[Input for this task — start]

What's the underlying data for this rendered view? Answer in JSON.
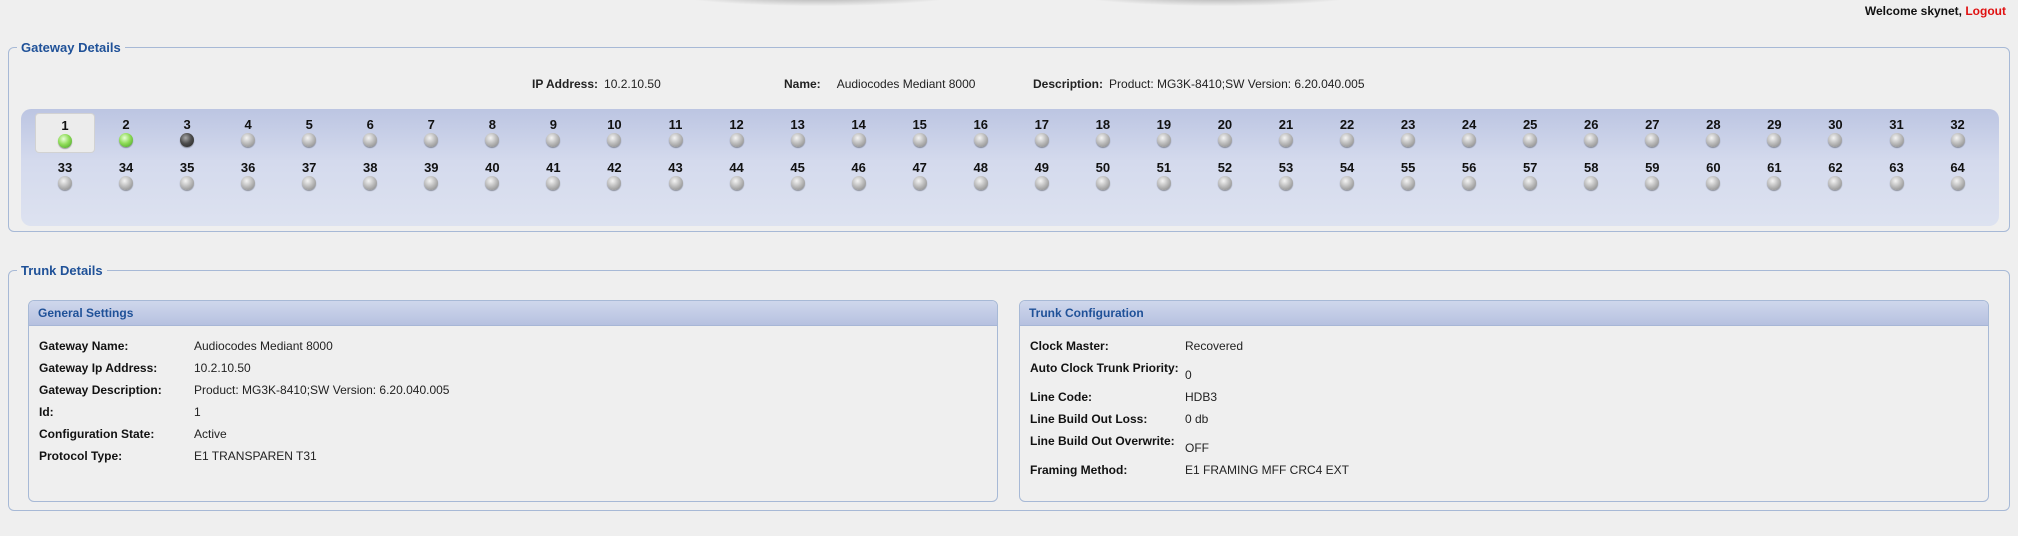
{
  "header": {
    "welcome_text": "Welcome skynet,",
    "logout_label": "Logout",
    "logout_color": "#e01010"
  },
  "gateway": {
    "legend": "Gateway Details",
    "ip_label": "IP Address:",
    "ip_value": "10.2.10.50",
    "name_label": "Name:",
    "name_value": "Audiocodes Mediant 8000",
    "desc_label": "Description:",
    "desc_value": "Product: MG3K-8410;SW Version: 6.20.040.005",
    "selected_port": "1",
    "ports": [
      {
        "num": "1",
        "status": "green"
      },
      {
        "num": "2",
        "status": "green"
      },
      {
        "num": "3",
        "status": "dark"
      },
      {
        "num": "4",
        "status": "gray"
      },
      {
        "num": "5",
        "status": "gray"
      },
      {
        "num": "6",
        "status": "gray"
      },
      {
        "num": "7",
        "status": "gray"
      },
      {
        "num": "8",
        "status": "gray"
      },
      {
        "num": "9",
        "status": "gray"
      },
      {
        "num": "10",
        "status": "gray"
      },
      {
        "num": "11",
        "status": "gray"
      },
      {
        "num": "12",
        "status": "gray"
      },
      {
        "num": "13",
        "status": "gray"
      },
      {
        "num": "14",
        "status": "gray"
      },
      {
        "num": "15",
        "status": "gray"
      },
      {
        "num": "16",
        "status": "gray"
      },
      {
        "num": "17",
        "status": "gray"
      },
      {
        "num": "18",
        "status": "gray"
      },
      {
        "num": "19",
        "status": "gray"
      },
      {
        "num": "20",
        "status": "gray"
      },
      {
        "num": "21",
        "status": "gray"
      },
      {
        "num": "22",
        "status": "gray"
      },
      {
        "num": "23",
        "status": "gray"
      },
      {
        "num": "24",
        "status": "gray"
      },
      {
        "num": "25",
        "status": "gray"
      },
      {
        "num": "26",
        "status": "gray"
      },
      {
        "num": "27",
        "status": "gray"
      },
      {
        "num": "28",
        "status": "gray"
      },
      {
        "num": "29",
        "status": "gray"
      },
      {
        "num": "30",
        "status": "gray"
      },
      {
        "num": "31",
        "status": "gray"
      },
      {
        "num": "32",
        "status": "gray"
      },
      {
        "num": "33",
        "status": "gray"
      },
      {
        "num": "34",
        "status": "gray"
      },
      {
        "num": "35",
        "status": "gray"
      },
      {
        "num": "36",
        "status": "gray"
      },
      {
        "num": "37",
        "status": "gray"
      },
      {
        "num": "38",
        "status": "gray"
      },
      {
        "num": "39",
        "status": "gray"
      },
      {
        "num": "40",
        "status": "gray"
      },
      {
        "num": "41",
        "status": "gray"
      },
      {
        "num": "42",
        "status": "gray"
      },
      {
        "num": "43",
        "status": "gray"
      },
      {
        "num": "44",
        "status": "gray"
      },
      {
        "num": "45",
        "status": "gray"
      },
      {
        "num": "46",
        "status": "gray"
      },
      {
        "num": "47",
        "status": "gray"
      },
      {
        "num": "48",
        "status": "gray"
      },
      {
        "num": "49",
        "status": "gray"
      },
      {
        "num": "50",
        "status": "gray"
      },
      {
        "num": "51",
        "status": "gray"
      },
      {
        "num": "52",
        "status": "gray"
      },
      {
        "num": "53",
        "status": "gray"
      },
      {
        "num": "54",
        "status": "gray"
      },
      {
        "num": "55",
        "status": "gray"
      },
      {
        "num": "56",
        "status": "gray"
      },
      {
        "num": "57",
        "status": "gray"
      },
      {
        "num": "58",
        "status": "gray"
      },
      {
        "num": "59",
        "status": "gray"
      },
      {
        "num": "60",
        "status": "gray"
      },
      {
        "num": "61",
        "status": "gray"
      },
      {
        "num": "62",
        "status": "gray"
      },
      {
        "num": "63",
        "status": "gray"
      },
      {
        "num": "64",
        "status": "gray"
      }
    ]
  },
  "trunk": {
    "legend": "Trunk Details",
    "general": {
      "title": "General Settings",
      "rows": [
        {
          "label": "Gateway Name:",
          "value": "Audiocodes Mediant 8000"
        },
        {
          "label": "Gateway Ip Address:",
          "value": "10.2.10.50"
        },
        {
          "label": "Gateway Description:",
          "value": "Product: MG3K-8410;SW Version: 6.20.040.005"
        },
        {
          "label": "Id:",
          "value": "1"
        },
        {
          "label": "Configuration State:",
          "value": "Active"
        },
        {
          "label": "Protocol Type:",
          "value": "E1 TRANSPAREN T31"
        }
      ]
    },
    "config": {
      "title": "Trunk Configuration",
      "rows": [
        {
          "label": "Clock Master:",
          "value": "Recovered"
        },
        {
          "label": "Auto Clock Trunk Priority:",
          "value": "0"
        },
        {
          "label": "Line Code:",
          "value": "HDB3"
        },
        {
          "label": "Line Build Out Loss:",
          "value": "0 db"
        },
        {
          "label": "Line Build Out Overwrite:",
          "value": "OFF"
        },
        {
          "label": "Framing Method:",
          "value": "E1 FRAMING MFF CRC4 EXT"
        }
      ]
    }
  },
  "colors": {
    "legend": "#1f5198",
    "led_green": "#8fdc58",
    "panel_header": "#b6c1e0"
  }
}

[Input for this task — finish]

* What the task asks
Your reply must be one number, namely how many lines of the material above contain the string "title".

* Response to the task
2